Take A MomentWritten by Dennis Sun
Published: 24 November 2009
As the years in one’s life pass by, they seem to speed up. Each new year doesn’t seem to take as long as the last year did to meet the new one. As the years go by, I also find myself thinking more about veterans and what they have given our country, especially those who have given their lives. This week’s story about Howard Woody, founder of Union Telephone and a World War II Veteran, offers a glimpse of those sacrifices. Intending to enlist in the military for a year so he could attend college, Howard didn’t arrive home until five years later.
Our current war in the Middle East has been going on so long a lot of people have come to take it for granted. It did hit the news in Wyoming this past summer when some 700 Wyoming National Guard members deployed to Kuwait to support the troops in Afghanistan and Iraq. While we are all glad they are not amidst combat, they are serving their country to the best of their ability and are separated from their families while doing so. While they could be in a more hostile environment, we all know that when it comes to the military you go where you’re told.

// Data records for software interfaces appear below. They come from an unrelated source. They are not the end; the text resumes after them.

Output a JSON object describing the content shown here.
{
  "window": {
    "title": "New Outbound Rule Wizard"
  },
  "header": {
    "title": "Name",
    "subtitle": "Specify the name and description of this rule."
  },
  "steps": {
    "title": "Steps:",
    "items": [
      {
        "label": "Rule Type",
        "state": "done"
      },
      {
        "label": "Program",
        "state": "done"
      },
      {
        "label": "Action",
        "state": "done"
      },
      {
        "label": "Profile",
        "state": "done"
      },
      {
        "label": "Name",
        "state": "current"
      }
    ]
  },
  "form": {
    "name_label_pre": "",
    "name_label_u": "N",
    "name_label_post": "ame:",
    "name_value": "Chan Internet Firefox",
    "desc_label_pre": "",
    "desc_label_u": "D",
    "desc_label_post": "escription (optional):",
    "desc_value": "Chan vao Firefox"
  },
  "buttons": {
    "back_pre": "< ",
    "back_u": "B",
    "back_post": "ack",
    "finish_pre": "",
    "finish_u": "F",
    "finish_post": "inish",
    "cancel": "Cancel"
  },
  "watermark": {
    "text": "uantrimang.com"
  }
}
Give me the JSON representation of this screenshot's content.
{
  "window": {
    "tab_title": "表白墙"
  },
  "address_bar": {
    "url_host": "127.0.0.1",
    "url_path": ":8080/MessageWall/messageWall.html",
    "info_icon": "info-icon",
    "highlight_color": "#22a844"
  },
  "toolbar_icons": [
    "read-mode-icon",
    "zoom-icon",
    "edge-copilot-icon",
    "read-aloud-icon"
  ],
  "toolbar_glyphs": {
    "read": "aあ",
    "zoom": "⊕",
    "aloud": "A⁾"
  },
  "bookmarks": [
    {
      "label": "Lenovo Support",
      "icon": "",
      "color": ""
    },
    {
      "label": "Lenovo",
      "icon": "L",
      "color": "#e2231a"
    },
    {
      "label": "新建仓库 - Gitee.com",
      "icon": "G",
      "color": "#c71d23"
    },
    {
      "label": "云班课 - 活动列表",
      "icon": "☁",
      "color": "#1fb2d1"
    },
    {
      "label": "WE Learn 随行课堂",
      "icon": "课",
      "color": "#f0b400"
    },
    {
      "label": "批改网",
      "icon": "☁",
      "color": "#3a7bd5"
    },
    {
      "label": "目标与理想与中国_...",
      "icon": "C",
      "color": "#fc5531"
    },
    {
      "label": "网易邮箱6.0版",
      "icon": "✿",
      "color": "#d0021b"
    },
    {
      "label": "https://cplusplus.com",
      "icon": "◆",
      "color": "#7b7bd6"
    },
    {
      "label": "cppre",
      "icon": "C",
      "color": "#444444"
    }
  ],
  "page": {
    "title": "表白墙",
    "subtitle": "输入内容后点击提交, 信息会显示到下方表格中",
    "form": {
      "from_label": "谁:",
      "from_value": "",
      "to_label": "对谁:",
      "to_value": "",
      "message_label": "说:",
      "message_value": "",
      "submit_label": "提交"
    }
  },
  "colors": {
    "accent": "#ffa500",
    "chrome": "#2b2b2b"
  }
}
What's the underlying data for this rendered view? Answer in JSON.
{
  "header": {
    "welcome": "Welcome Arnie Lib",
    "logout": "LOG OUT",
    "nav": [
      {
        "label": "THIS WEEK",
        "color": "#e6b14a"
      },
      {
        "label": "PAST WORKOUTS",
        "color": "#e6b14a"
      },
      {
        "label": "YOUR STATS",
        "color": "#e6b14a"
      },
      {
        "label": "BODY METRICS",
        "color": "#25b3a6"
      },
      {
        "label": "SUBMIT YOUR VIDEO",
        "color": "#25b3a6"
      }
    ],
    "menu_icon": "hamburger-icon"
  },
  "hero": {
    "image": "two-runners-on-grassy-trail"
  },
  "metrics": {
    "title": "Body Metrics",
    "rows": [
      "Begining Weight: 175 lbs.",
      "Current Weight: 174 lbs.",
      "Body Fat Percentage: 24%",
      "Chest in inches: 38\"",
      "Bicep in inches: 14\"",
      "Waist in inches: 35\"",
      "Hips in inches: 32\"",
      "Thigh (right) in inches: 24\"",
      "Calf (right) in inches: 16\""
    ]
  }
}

In the late ‘60s my number came up and I was drafted. I spent most of my time in southern Germany as a topo surveyor. My brother served in Vietnam as a crew chief on a helicopter where he saw as much action as anyone. He was flying into Cambodia before the United States was allowed to do so. My dad was a fighter pilot in North Africa and Italy in World War II. He experienced plenty.
Regardless of where you served, you did the best you could. That’s an American tradition spanning from the times of George Washington’s winter on Valley Forge to the present-day turmoil in the Middle East. Because of these wars and the men and women in uniform and their families, we have more freedom than any country in the world. We can cast our vote, speak our mind and stand on the street corner holding a sign expressing our feelings, if we so choose. It is also our right not to have to listen to or read the words of those we wish not to hear.
I will say that troops today are more fortunate than those from the past. They have more support at home and better medical treatment, both at home and abroad. The medical treatment, both mental and physical, is the best it ever has been. That isn’t, however, to say it couldn’t be improved upon. The last few years everyone has recognized the mental issues that accompany a return from war. That is good news. It is too bad America didn’t take the mental issues into account when our veterans were returning from the Korean War and Vietnam. Many suffered for lack of treatment.
A wise person once said, “In war, there are no unwounded soldiers.”